AIM OF THE TASK — Every line of the data below is to be retyped exactly.

+++ MATERIAL FOR THIS EXERCISE

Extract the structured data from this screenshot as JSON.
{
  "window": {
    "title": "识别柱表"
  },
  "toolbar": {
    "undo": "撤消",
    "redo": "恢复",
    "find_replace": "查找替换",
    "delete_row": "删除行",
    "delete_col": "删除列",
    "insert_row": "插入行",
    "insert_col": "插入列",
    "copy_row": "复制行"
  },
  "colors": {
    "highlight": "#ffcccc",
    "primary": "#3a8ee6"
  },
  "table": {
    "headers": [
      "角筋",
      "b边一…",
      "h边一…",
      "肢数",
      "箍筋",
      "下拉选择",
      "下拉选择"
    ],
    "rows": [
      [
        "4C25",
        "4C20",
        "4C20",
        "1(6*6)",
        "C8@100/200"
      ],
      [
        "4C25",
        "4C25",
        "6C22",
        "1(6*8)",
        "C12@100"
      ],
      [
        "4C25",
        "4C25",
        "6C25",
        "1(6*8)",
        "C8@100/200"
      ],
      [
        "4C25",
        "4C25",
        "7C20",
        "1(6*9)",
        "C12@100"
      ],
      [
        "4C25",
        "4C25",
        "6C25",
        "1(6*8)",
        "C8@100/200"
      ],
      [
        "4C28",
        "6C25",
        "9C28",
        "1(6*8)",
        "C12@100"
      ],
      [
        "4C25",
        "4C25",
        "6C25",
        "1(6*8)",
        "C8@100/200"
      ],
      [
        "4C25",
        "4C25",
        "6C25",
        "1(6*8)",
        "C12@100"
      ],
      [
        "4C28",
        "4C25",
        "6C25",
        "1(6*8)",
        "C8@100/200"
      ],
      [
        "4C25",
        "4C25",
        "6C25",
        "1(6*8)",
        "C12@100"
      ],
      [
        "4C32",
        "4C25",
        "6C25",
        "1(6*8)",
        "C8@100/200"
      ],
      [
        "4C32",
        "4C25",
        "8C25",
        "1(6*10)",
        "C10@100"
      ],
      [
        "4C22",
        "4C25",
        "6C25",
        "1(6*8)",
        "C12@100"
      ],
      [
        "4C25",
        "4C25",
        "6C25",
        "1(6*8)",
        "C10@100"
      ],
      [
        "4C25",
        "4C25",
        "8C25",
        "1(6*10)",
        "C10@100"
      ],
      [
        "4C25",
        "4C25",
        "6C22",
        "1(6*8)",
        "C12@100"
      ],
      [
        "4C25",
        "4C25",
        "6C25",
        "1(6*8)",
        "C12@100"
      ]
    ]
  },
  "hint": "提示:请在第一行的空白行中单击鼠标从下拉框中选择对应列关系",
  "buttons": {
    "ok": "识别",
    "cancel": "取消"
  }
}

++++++

WRITTEN RESPONSE —
Extract the structured data from this screenshot as JSON.
{
  "window": {
    "title": "识别柱表"
  },
  "toolbar": {
    "undo": "撤消",
    "redo": "恢复",
    "find_replace": "查找替换",
    "delete_row": "删除行",
    "delete_col": "删除列",
    "insert_row": "插入行",
    "insert_col": "插入列",
    "copy_row": "复制行"
  },
  "colors": {
    "highlight": "#ffcccc",
    "primary": "#3a8ee6"
  },
  "table": {
    "headers": [
      "角筋",
      "b边一…",
      "h边一…",
      "肢数",
      "箍筋",
      "下拉选择",
      "下拉选择"
    ],
    "rows": [
      [
        "4C25",
        "4C20",
        "4C20",
        "1(6*6)",
        "C8@100/200"
      ],
      [
        "4C25",
        "4C25",
        "6C22",
        "1(6*8)",
        "C12@100"
      ],
      [
        "4C25",
        "4C25",
        "6C25",
        "1(6*8)",
        "C8@100/200"
      ],
      [
        "4C25",
        "4C25",
        "7C20",
        "1(6*9)",
        "C12@100"
      ],
      [
        "4C25",
        "4C25",
        "6C25",
        "1(6*8)",
        "C8@100/200"
      ],
      [
        "4C28",
        "6C25",
        "9C28",
        "1(6*8)",
        "C12@100"
      ],
      [
        "4C25",
        "4C25",
        "6C25",
        "1(6*8)",
        "C8@100/200"
      ],
      [
        "4C25",
        "4C25",
        "6C25",
        "1(6*8)",
        "C12@100"
      ],
      [
        "4C28",
        "4C25",
        "6C25",
        "1(6*8)",
        "C8@100/200"
      ],
      [
        "4C25",
        "4C25",
        "6C25",
        "1(6*8)",
        "C12@100"
      ],
      [
        "4C32",
        "4C25",
        "6C25",
        "1(6*8)",
        "C8@100/200"
      ],
      [
        "4C32",
        "4C25",
        "8C25",
        "1(6*10)",
        "C10@100"
      ],
      [
        "4C22",
        "4C25",
        "6C25",
        "1(6*8)",
        "C12@100"
      ],
      [
        "4C25",
        "4C25",
        "6C25",
        "1(6*8)",
        "C10@100"
      ],
      [
        "4C25",
        "4C25",
        "8C25",
        "1(6*10)",
        "C10@100"
      ],
      [
        "4C25",
        "4C25",
        "6C22",
        "1(6*8)",
        "C12@100"
      ],
      [
        "4C25",
        "4C25",
        "6C25",
        "1(6*8)",
        "C12@100"
      ]
    ]
  },
  "hint": "提示:请在第一行的空白行中单击鼠标从下拉框中选择对应列关系",
  "buttons": {
    "ok": "识别",
    "cancel": "取消"
  }
}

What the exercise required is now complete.